Friday, April 27, 2012

Science / Religion


I was pleased Tara could join us again.  We've about run out of ISEPP lectures for the two of us at the same table, though perhaps there will be times.  I let her off at the entrance to the Schnitzer, while taking the car around to the City Park on 13th, just north of the Multnomah County Library.  I returned to the theater through the back entrance on the park blocks and didn't find Tara again until the Q & A.

Philip Clayton tells some interesting history and plays brief clips of key people, a lecture style I think he pulls off.  He's an innovative guy.  I should be forgiven for my esoteric immersion lately in the Homer Davenport story, with links to Homer Simpson and therefore... Ned Flanders.  If he'd said "okaly dokaly" I'd have cracked up out loud.  "They'd probably like him at Earlham."  "What's that supposed to mean" (laughing).  Then it turned out he was Quaker.  So I was probably right.

Portlanders are pensive, serious thinkers.  I'm not saying Portland is the only introspective city.  I think it helps to have Quakers, even if only a few.  Have esoteric Buddhist sects if you're lucky.

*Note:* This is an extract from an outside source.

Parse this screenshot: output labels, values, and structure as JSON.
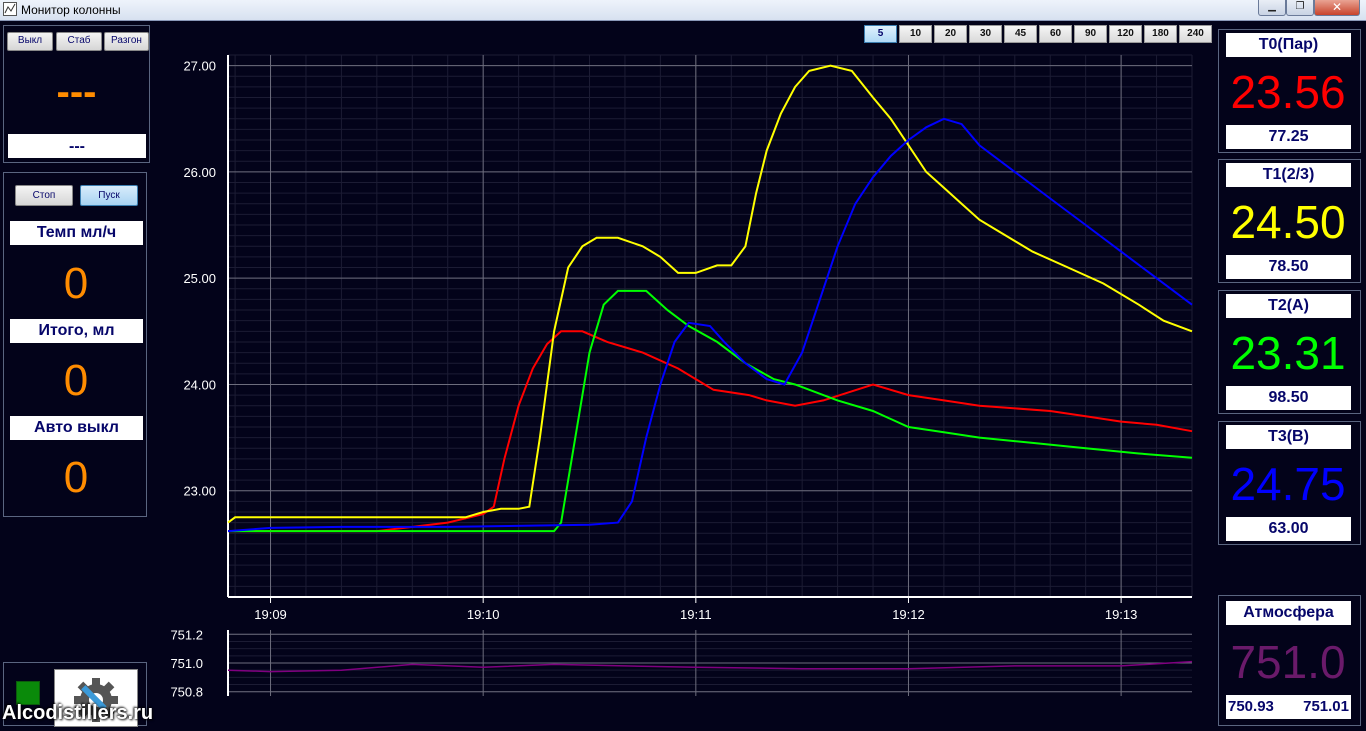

Science and religion had been getting along pretty well.  I was surprised he didn't mention Teilhard de Chardin.  I asked during the Q & A if he didn't think the best religions could still be ahead of us.  Instead of trying to make the old ones get along better, why aren't we busier inventing new ones.  We've learned a lot from these many civilizations, why not kick start a bunch of new ones?  Philip responded with the idea of retro-fitting or rehabilitating old ones.  Much more could be done with the teachings of Jesus than Christianity had ever yet tried, so why not re-animate from within an existing tradition?  I guess I wouldn't see it as either / or.  Inventing new religions is likewise a process of reinventing old religions.  Kneed that clay.

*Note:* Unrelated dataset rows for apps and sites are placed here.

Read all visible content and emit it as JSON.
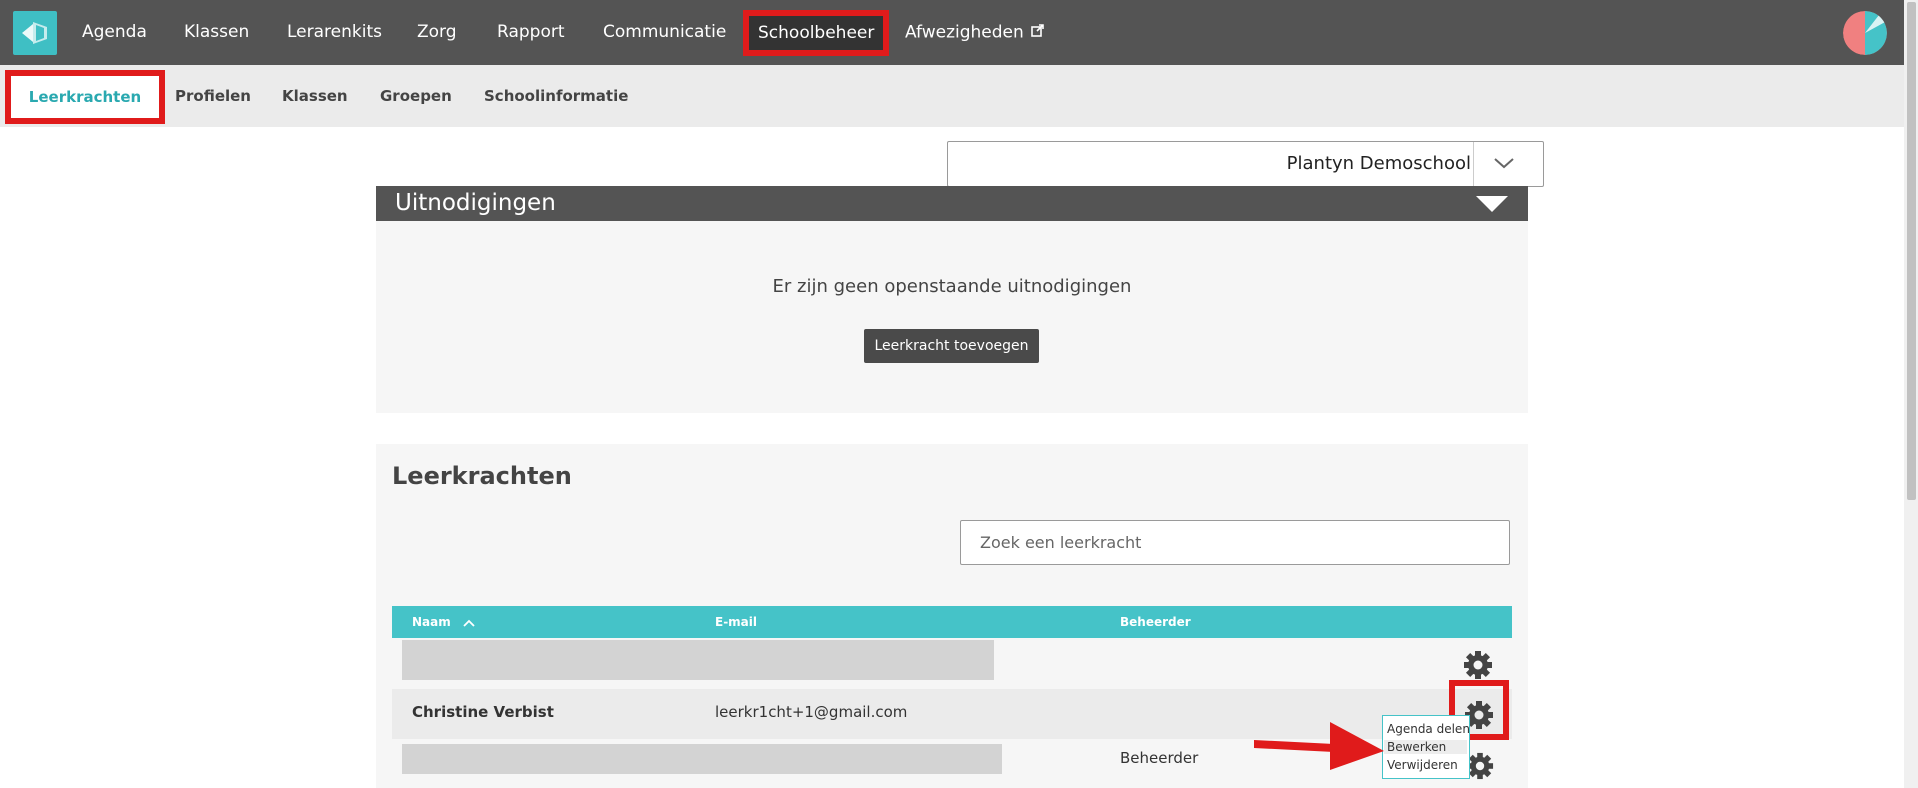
{
  "nav": {
    "items": [
      "Agenda",
      "Klassen",
      "Lerarenkits",
      "Zorg",
      "Rapport",
      "Communicatie",
      "Schoolbeheer",
      "Afwezigheden"
    ],
    "active": "Schoolbeheer"
  },
  "subnav": {
    "items": [
      "Leerkrachten",
      "Profielen",
      "Klassen",
      "Groepen",
      "Schoolinformatie"
    ],
    "active": "Leerkrachten"
  },
  "school_select": {
    "value": "Plantyn Demoschool"
  },
  "invitations": {
    "title": "Uitnodigingen",
    "empty_text": "Er zijn geen openstaande uitnodigingen",
    "add_button": "Leerkracht toevoegen"
  },
  "teachers": {
    "title": "Leerkrachten",
    "search_placeholder": "Zoek een leerkracht",
    "columns": {
      "name": "Naam",
      "email": "E-mail",
      "admin": "Beheerder"
    },
    "rows": [
      {
        "name": "",
        "email": "",
        "admin": ""
      },
      {
        "name": "Christine Verbist",
        "email": "leerkr1cht+1@gmail.com",
        "admin": ""
      },
      {
        "name": "",
        "email": "",
        "admin": "Beheerder"
      }
    ]
  },
  "context_menu": {
    "items": [
      "Agenda delen",
      "Bewerken",
      "Verwijderen"
    ]
  },
  "colors": {
    "topbar": "#545454",
    "accent": "#45c3c8",
    "highlight": "#e01b1b"
  },
  "icons": [
    "app-logo-icon",
    "external-link-icon",
    "user-avatar-icon",
    "chevron-down-icon",
    "triangle-toggle-icon",
    "sort-asc-icon",
    "gear-icon"
  ]
}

Anyway (about twenty years ago was it?) that science / religion rapprochement all went kablooey and a major culture war got underway in which science and religion would appear to fight in a bitter way again.

For many, this felt like a throw back detour into a darker age.

Clayton's plea, transmitting Bronowski's (I remember that guy, a TV personality), was that we overcome the current impasse, the either / or mentality, and stop getting in one anothers' way.  Portlanders couldn't find much to argue with there and left the theater upbeat, was my impression.

Tara and I adjourned to the dinner, joining Jeff and a co-worker from Rumblefish.  The waiters were generous with me in particular when pouring red, perhaps for kindnesses exchanged, or so it seemed to me and Don.  Missed Nirel  (CSN) and other favorite people -- some just because they were at other tables, and we left before too late.

We seemed a small crowd.  Terry quizzed Tara about where she was going to college.  We talked about her 3rd place win in the state in a team she co-founded and co-led to glory.

I've been very privileged to have been a father twice over, plus there's always that dad vibe.  The orbit through this theater, this hotel, has been a nurturing and satisfying one.  My thanks to Terry and the much larger cast that makes it possible, out to Mentor Graphics and beyond.

We also talked about DMSO and MSM, both stocked on the health food aisle.  You should not be surprised when close to the Linus Pauling neighborhood that you hear lots of complicated "molecule talk" regarding the possible pathways whereby the various ingredients might do their work.  Terry talked about chemical "chaperons" in the body, which may accompany complex molecules with a propensity to miss-fold, thanks to some inherited defect, and cause them to fold correctly nevertheless (hence the term "chaperon" although "coach" and/or "guardian" might also gain traction).

After this enjoyable night out and some time with other Wanderers (ISEPP's cultish fandom), I retreated to the bat cave to catch up with my work.  Lots of people have an interest in Python these days.  Yes, I help whip that up, not ashamed to say that I do, no siree.  Here's a computer language that can take you places.  Not a waste of time to learn.  Steve, just back from points east, is in the same line of work.

For followup:  daft punk & IVM (back to designing those religions, Subgenius at work).